Unionize for productivity? Right

The uproar over Governor Ritter’s executive order setting all state employees on a path to unionization has been extraordinary. Business outrage, legislative indignation, and editorial denunciation all indicate a political event of seismic proportion. Politics aside however, thoughtful observers were even more astonished by the governor’s bold assertion that his decision was a sure path to improved service and greater productivity on the part of state workers.

Unfortunately there is no persuasive evidence in this state, in this country, or for that matter the world that supports this assertion. In fact the preponderance of evidence points in precisely the opposite direction – poorer service and lower productivity. The historical record makes this quite clear.

Unions reached their peak a half century ago when nearly one in three American workers were members. During the first half of the 20th century unions provided a much needed corrective to the excesses of the capitalist system. Their valuable role in bringing about a reasonable equilibrium between labor and management cannot be denied.

Time however has passed unions by – a helpful influence in the first half of the last century became a dragging anchor in the second. Having outlived their usefulness to the American economy and American workers alike, unions have seen a steady decline in membership. Yet concurrent with this fifty-year union decline, the American economy, and the well-being of the American worker has soared to hitherto unimaginable heights. Positive developments in technology, competition, trade, deregulation, and management have fueled this astonishing explosion of productivity; unions have only hindered it.

Today, fewer than one American worker in seven belongs to a labor union, and it is most instructive to see where you find them.

Unions in the private sector are almost an endangered species, and those industries where they remain prominent – such as auto manufacturing- are in deep trouble owing to utterly unsustainable union contracts. In the public sector, however, union membership, wealth and political clout is thriving. Absent the public, sector unionism in America is a non-entity.

It is most useful to ask what explains this stark dichotomy between private and public sector unions.

Joseph Stalin famously described his success in disposing of political opponents with the phrase “No man, no problem”. In the union context that might read “no competition, no problem”.

What school districts, municipalities, state and federal government have in common is that all are essentially monopoly enterprises with no competitors.

Let us be clear that public service has been an honorable, satisfying, and worthwhile calling long before it encountered unions and will continue to be with or without unions.

It is equally clear that union leaders understand better than anyone that competition for them is the kiss of death and they will do absolutely anything in their power to snuff it out before it can demonstrate its inherent popularity and effectiveness. An example of this “preserve the monopoly at all costs” behavior is the recent flood of union money and manpower that poured into Utah to pass a ballot initiative overturning a new law that granted school vouchers to poor children.
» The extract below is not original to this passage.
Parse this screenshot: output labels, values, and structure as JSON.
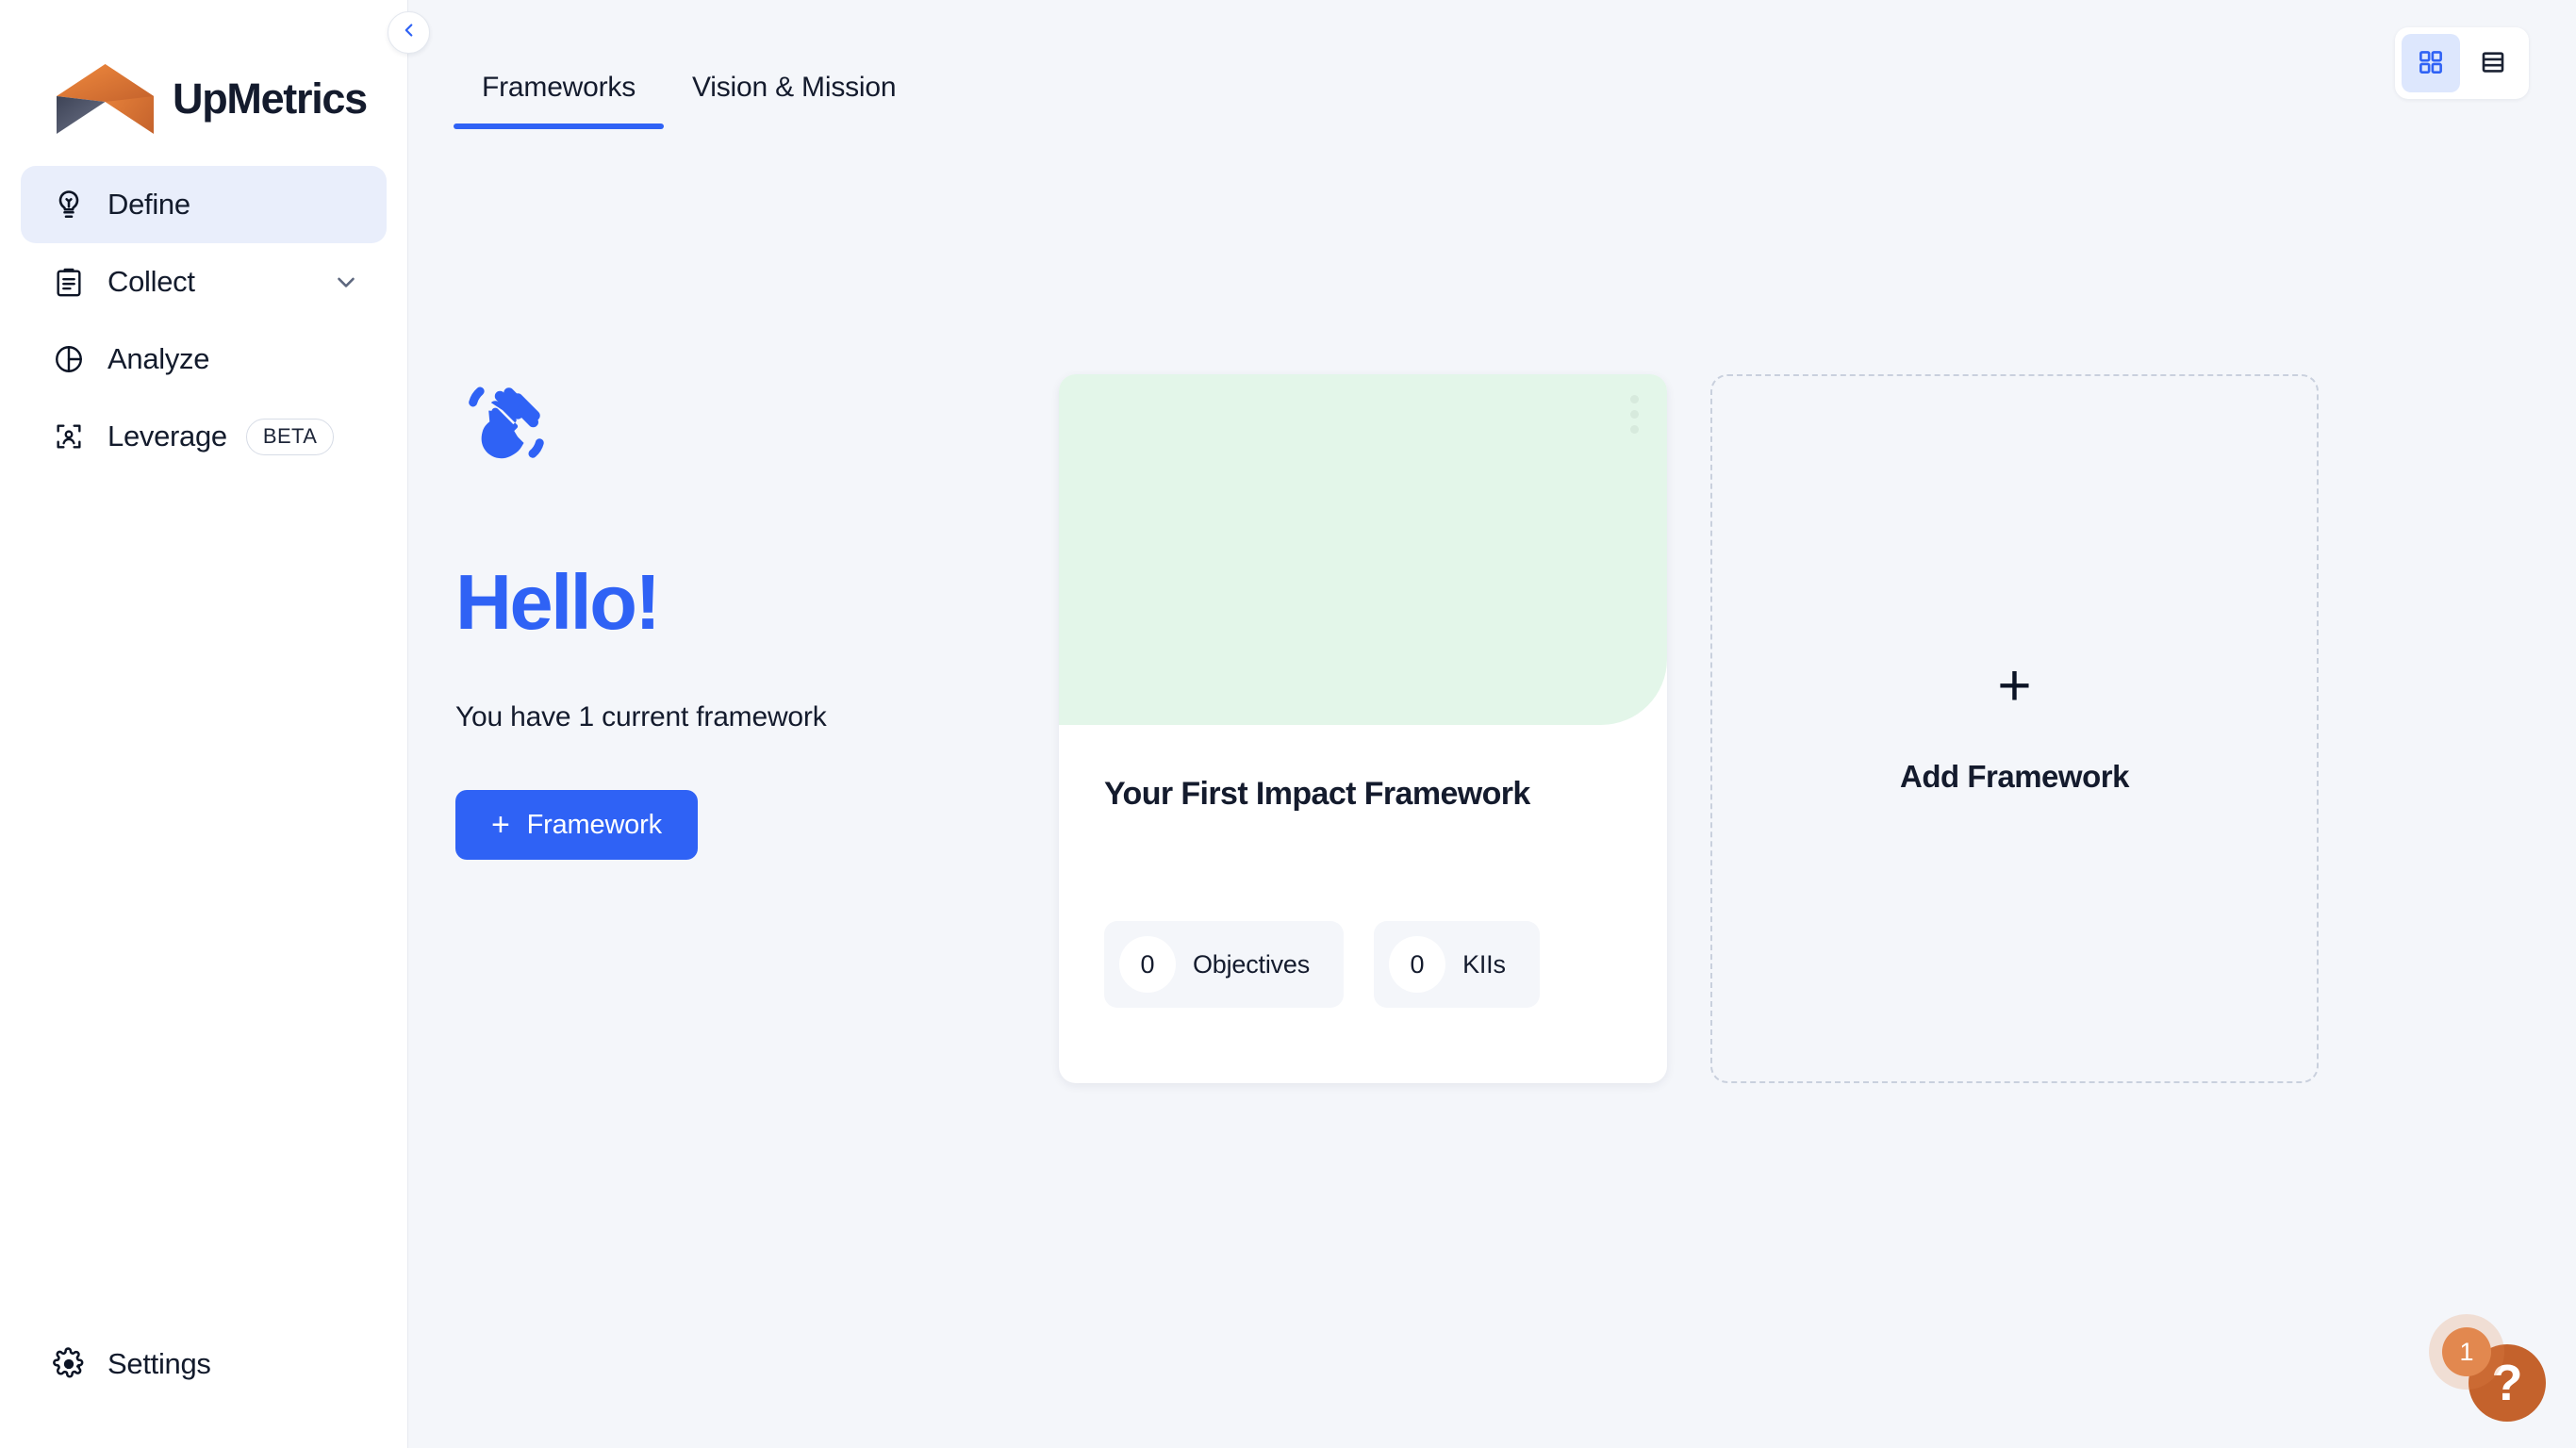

This behavior and all the history that proceeds it should tell us all we need to know about any connection between unions and either productivity or the public interest.

Bill Ritter is a decent and sincere man who obviously wants what is good for Colorado. No doubt a case can be made for his recent executive order but trying to justify it as promoting improved service and productivity flies in the face of all history and common sense.

Not long ago Governor Ritter wisely and courageously vetoed a naked union power grab that had been jammed through the legislature by the usual suspects. Though incurring the furious wrath of his party’s left wing which had long viewed him darkly, Ritter caught the eye of the nation and suggested that Colorado had elected a truly “New Democrat” who harkened to the better angels of his party’s distant but honorable past, a man ready to defy the special interest on behalf of the public interest.

On a bleak Friday afternoon these illusions were shattered. We must all hope that for our governor and our state better days are ahead.

Colorado Education Commissioner from 1997-2007, Dr. Moloney is also a former member of the NEA and the Teamsters Union